◆ **Task**:
Search term "Traspaso": copy each line of the records that contains it.

(Data about app and page elements)
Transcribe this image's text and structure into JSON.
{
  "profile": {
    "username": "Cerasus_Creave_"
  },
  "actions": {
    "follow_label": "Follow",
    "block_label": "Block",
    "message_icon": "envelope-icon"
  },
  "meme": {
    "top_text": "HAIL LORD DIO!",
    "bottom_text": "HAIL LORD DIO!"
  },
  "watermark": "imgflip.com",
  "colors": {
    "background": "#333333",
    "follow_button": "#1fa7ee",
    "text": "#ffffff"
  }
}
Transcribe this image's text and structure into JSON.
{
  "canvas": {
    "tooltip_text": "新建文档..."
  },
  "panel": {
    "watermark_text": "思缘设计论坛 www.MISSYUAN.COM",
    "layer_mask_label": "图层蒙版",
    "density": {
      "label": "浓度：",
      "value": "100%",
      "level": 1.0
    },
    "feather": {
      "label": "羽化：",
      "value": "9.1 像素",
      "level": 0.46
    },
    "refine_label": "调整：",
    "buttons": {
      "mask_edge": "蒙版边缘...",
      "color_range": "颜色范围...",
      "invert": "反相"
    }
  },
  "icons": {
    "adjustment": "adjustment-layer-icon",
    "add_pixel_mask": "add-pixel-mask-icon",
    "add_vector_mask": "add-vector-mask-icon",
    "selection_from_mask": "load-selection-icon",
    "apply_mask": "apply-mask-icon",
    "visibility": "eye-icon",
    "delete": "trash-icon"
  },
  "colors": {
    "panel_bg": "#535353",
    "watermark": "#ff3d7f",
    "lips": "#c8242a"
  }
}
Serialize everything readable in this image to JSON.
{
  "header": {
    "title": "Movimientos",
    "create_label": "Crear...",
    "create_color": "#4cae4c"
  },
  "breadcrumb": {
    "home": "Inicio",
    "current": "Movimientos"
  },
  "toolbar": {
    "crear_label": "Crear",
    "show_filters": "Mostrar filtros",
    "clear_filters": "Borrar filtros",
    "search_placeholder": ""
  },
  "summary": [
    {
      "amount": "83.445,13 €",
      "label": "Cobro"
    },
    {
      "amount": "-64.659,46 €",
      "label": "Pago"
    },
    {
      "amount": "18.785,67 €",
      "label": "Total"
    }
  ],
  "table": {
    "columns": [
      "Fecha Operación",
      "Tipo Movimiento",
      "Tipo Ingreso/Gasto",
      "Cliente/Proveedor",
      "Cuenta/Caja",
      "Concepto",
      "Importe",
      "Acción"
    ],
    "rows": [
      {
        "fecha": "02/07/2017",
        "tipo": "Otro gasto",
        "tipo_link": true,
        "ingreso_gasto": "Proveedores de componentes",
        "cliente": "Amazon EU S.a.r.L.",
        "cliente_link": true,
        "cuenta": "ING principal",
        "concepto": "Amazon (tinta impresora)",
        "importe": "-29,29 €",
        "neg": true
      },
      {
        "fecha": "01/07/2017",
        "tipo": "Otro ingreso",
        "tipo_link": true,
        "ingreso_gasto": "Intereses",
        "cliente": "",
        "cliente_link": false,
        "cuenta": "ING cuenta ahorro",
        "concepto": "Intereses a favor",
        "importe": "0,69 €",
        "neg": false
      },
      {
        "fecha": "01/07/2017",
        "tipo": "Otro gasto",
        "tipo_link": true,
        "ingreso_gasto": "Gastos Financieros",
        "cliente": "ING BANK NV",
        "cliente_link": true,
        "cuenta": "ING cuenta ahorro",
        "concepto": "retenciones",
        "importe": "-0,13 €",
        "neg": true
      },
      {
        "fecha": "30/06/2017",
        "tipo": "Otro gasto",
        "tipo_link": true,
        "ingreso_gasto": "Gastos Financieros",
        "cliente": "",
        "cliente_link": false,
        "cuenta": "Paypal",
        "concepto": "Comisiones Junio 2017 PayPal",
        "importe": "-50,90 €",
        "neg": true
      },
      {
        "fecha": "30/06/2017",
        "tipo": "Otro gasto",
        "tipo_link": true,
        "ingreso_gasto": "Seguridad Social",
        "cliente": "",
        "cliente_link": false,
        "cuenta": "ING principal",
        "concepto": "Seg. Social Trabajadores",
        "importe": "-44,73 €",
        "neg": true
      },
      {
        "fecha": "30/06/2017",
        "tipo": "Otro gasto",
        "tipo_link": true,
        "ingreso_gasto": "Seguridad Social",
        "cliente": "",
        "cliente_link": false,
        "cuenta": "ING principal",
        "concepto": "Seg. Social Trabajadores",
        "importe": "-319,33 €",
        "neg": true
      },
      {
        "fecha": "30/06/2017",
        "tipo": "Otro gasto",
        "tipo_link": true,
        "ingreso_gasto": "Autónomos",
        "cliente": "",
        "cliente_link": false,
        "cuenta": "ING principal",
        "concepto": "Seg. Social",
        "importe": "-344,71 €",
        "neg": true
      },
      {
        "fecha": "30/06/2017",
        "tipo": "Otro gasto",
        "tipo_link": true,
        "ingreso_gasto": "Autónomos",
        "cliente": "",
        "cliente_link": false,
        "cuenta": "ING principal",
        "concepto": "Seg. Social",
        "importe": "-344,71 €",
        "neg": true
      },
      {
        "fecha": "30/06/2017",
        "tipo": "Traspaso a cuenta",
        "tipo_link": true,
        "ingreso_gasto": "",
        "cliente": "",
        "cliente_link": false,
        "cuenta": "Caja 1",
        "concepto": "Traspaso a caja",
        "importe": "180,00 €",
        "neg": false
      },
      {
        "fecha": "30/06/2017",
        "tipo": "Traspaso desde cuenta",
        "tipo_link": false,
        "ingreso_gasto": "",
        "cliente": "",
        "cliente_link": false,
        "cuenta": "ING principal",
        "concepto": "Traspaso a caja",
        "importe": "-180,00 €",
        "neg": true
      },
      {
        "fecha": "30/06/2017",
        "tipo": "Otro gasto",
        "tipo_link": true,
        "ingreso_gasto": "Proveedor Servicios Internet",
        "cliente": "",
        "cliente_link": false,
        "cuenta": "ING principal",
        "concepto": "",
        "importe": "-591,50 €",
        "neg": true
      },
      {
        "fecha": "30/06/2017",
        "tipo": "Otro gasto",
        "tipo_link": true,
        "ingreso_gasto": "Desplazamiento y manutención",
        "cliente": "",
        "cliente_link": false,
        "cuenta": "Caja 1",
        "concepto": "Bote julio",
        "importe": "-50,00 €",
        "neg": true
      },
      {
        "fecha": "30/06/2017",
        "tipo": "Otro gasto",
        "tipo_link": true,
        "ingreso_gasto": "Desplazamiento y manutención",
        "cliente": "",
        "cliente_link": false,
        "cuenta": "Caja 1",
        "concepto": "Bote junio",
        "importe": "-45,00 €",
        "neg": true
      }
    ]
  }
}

◆ **Expected answer**:
        "tipo": "Traspaso a cuenta",
        "concepto": "Traspaso a caja",
        "tipo": "Traspaso desde cuenta",
        "concepto": "Traspaso a caja",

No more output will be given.